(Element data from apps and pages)
####

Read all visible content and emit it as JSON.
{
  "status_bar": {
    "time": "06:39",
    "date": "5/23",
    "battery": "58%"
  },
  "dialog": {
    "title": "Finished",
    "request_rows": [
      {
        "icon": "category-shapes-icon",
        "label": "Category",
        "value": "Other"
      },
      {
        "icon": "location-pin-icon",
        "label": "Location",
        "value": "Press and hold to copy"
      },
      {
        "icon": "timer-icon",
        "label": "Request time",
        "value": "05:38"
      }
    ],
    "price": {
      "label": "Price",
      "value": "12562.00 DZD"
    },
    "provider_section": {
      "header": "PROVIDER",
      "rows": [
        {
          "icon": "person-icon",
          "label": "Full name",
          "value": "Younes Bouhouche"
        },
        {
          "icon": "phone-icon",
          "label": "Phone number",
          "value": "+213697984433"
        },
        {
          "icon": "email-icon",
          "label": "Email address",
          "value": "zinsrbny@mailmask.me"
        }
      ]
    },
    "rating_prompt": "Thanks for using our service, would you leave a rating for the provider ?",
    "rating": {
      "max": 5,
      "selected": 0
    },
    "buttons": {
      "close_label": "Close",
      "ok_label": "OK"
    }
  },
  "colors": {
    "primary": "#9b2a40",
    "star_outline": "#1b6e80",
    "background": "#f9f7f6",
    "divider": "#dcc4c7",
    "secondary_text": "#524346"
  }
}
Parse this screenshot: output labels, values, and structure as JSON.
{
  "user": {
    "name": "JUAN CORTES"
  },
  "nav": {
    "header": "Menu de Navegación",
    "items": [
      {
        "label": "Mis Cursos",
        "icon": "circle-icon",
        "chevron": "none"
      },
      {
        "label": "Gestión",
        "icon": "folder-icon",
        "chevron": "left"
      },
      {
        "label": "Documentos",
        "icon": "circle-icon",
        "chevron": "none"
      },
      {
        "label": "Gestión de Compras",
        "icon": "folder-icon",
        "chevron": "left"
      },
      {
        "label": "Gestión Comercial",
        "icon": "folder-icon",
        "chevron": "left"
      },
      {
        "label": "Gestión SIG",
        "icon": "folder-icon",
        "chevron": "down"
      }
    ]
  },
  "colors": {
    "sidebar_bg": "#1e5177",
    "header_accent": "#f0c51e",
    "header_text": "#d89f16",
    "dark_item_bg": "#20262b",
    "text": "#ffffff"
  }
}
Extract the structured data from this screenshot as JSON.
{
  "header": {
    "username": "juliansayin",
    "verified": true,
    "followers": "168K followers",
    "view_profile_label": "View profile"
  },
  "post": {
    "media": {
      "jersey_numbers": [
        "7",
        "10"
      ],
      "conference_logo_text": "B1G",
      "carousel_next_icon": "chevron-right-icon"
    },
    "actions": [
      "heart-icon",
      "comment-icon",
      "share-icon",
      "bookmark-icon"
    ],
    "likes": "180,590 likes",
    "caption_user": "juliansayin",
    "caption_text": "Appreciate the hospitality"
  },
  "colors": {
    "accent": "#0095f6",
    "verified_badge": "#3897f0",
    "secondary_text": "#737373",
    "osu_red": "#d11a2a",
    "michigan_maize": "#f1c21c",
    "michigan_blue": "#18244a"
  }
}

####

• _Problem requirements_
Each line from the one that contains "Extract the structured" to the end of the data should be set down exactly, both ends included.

• _Task answer_
Extract the structured data from this screenshot as JSON.
{
  "header": {
    "username": "juliansayin",
    "verified": true,
    "followers": "168K followers",
    "view_profile_label": "View profile"
  },
  "post": {
    "media": {
      "jersey_numbers": [
        "7",
        "10"
      ],
      "conference_logo_text": "B1G",
      "carousel_next_icon": "chevron-right-icon"
    },
    "actions": [
      "heart-icon",
      "comment-icon",
      "share-icon",
      "bookmark-icon"
    ],
    "likes": "180,590 likes",
    "caption_user": "juliansayin",
    "caption_text": "Appreciate the hospitality"
  },
  "colors": {
    "accent": "#0095f6",
    "verified_badge": "#3897f0",
    "secondary_text": "#737373",
    "osu_red": "#d11a2a",
    "michigan_maize": "#f1c21c",
    "michigan_blue": "#18244a"
  }
}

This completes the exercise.